*** Opening Record excerpts ***

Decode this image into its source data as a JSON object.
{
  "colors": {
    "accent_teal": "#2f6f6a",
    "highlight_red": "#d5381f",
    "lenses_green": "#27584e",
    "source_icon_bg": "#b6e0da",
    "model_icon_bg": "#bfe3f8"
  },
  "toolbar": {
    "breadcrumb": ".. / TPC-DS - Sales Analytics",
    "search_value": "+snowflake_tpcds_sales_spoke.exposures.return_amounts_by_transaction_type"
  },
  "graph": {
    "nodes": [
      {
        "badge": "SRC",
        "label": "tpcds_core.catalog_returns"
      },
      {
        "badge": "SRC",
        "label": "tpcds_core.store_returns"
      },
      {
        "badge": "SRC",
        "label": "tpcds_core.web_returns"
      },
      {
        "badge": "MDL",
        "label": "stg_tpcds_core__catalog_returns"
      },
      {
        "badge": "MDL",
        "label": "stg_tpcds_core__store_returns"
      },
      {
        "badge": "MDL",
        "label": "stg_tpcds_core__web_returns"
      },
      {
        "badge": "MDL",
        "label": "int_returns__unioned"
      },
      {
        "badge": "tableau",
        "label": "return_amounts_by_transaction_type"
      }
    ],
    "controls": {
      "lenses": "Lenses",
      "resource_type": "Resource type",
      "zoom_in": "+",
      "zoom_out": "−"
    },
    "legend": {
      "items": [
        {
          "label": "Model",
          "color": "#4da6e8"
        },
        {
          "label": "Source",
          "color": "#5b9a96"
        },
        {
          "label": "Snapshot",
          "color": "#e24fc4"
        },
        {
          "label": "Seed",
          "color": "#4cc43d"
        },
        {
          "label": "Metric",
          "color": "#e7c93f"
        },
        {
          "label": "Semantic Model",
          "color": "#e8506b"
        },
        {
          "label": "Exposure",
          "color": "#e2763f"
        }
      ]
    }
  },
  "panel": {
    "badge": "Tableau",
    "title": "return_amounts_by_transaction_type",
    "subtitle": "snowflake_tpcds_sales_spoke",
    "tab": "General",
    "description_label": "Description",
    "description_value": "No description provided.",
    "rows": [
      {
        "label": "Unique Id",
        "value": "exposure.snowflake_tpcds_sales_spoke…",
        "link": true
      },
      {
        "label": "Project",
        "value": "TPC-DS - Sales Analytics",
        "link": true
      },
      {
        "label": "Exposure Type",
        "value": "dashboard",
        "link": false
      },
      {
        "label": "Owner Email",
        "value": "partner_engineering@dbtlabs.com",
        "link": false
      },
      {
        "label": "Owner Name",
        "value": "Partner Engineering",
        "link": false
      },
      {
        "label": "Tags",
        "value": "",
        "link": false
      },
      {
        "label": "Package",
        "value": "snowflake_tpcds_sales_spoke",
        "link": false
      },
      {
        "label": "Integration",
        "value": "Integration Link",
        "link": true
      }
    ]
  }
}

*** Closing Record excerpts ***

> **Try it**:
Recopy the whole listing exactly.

> **Answer area**:
Decode this image into its source data as a JSON object.
{
  "colors": {
    "accent_teal": "#2f6f6a",
    "highlight_red": "#d5381f",
    "lenses_green": "#27584e",
    "source_icon_bg": "#b6e0da",
    "model_icon_bg": "#bfe3f8"
  },
  "toolbar": {
    "breadcrumb": ".. / TPC-DS - Sales Analytics",
    "search_value": "+snowflake_tpcds_sales_spoke.exposures.return_amounts_by_transaction_type"
  },
  "graph": {
    "nodes": [
      {
        "badge": "SRC",
        "label": "tpcds_core.catalog_returns"
      },
      {
        "badge": "SRC",
        "label": "tpcds_core.store_returns"
      },
      {
        "badge": "SRC",
        "label": "tpcds_core.web_returns"
      },
      {
        "badge": "MDL",
        "label": "stg_tpcds_core__catalog_returns"
      },
      {
        "badge": "MDL",
        "label": "stg_tpcds_core__store_returns"
      },
      {
        "badge": "MDL",
        "label": "stg_tpcds_core__web_returns"
      },
      {
        "badge": "MDL",
        "label": "int_returns__unioned"
      },
      {
        "badge": "tableau",
        "label": "return_amounts_by_transaction_type"
      }
    ],
    "controls": {
      "lenses": "Lenses",
      "resource_type": "Resource type",
      "zoom_in": "+",
      "zoom_out": "−"
    },
    "legend": {
      "items": [
        {
          "label": "Model",
          "color": "#4da6e8"
        },
        {
          "label": "Source",
          "color": "#5b9a96"
        },
        {
          "label": "Snapshot",
          "color": "#e24fc4"
        },
        {
          "label": "Seed",
          "color": "#4cc43d"
        },
        {
          "label": "Metric",
          "color": "#e7c93f"
        },
        {
          "label": "Semantic Model",
          "color": "#e8506b"
        },
        {
          "label": "Exposure",
          "color": "#e2763f"
        }
      ]
    }
  },
  "panel": {
    "badge": "Tableau",
    "title": "return_amounts_by_transaction_type",
    "subtitle": "snowflake_tpcds_sales_spoke",
    "tab": "General",
    "description_label": "Description",
    "description_value": "No description provided.",
    "rows": [
      {
        "label": "Unique Id",
        "value": "exposure.snowflake_tpcds_sales_spoke…",
        "link": true
      },
      {
        "label": "Project",
        "value": "TPC-DS - Sales Analytics",
        "link": true
      },
      {
        "label": "Exposure Type",
        "value": "dashboard",
        "link": false
      },
      {
        "label": "Owner Email",
        "value": "partner_engineering@dbtlabs.com",
        "link": false
      },
      {
        "label": "Owner Name",
        "value": "Partner Engineering",
        "link": false
      },
      {
        "label": "Tags",
        "value": "",
        "link": false
      },
      {
        "label": "Package",
        "value": "snowflake_tpcds_sales_spoke",
        "link": false
      },
      {
        "label": "Integration",
        "value": "Integration Link",
        "link": true
      }
    ]
  }
}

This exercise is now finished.